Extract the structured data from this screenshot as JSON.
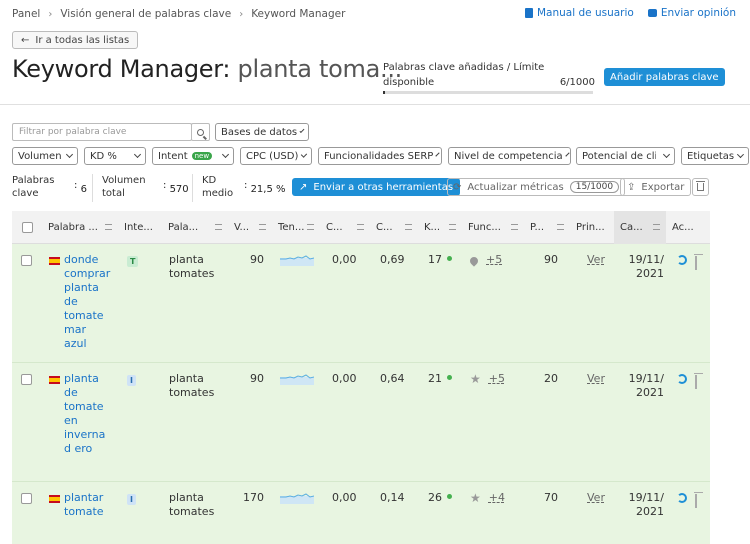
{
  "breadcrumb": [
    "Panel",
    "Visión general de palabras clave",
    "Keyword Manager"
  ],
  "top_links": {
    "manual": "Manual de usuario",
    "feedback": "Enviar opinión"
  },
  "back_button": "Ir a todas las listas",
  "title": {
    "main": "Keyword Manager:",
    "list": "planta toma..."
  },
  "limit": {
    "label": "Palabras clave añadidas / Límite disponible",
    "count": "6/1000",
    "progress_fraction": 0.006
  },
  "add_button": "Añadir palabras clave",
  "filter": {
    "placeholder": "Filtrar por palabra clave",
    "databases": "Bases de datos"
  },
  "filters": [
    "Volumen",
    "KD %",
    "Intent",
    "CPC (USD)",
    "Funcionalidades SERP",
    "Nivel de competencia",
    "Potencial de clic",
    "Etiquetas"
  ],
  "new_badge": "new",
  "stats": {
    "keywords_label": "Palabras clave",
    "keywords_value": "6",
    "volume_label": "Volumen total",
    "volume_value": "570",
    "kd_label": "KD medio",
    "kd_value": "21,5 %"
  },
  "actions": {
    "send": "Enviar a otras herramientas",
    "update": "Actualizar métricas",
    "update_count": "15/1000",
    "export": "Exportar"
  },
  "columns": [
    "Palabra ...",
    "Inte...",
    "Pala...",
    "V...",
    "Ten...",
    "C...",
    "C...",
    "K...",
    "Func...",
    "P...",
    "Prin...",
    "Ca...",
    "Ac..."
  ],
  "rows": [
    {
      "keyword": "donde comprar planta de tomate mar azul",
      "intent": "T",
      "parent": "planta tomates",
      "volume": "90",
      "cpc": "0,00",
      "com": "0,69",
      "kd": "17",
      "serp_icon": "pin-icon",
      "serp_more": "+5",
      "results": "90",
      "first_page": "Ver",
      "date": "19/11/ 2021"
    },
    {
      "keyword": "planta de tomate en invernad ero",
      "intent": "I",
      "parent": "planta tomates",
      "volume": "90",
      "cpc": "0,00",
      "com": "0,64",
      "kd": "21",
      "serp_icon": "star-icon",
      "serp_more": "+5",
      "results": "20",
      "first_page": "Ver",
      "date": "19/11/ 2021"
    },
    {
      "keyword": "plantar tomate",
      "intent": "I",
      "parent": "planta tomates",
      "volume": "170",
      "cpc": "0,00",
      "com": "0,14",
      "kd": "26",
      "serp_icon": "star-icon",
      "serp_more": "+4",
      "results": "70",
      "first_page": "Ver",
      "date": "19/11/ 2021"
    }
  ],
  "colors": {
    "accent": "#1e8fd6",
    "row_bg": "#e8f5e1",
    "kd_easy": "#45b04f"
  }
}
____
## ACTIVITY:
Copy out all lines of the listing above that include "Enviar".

## ANSWER BOX:
    "feedback": "Enviar opinión"
    "send": "Enviar a otras herramientas",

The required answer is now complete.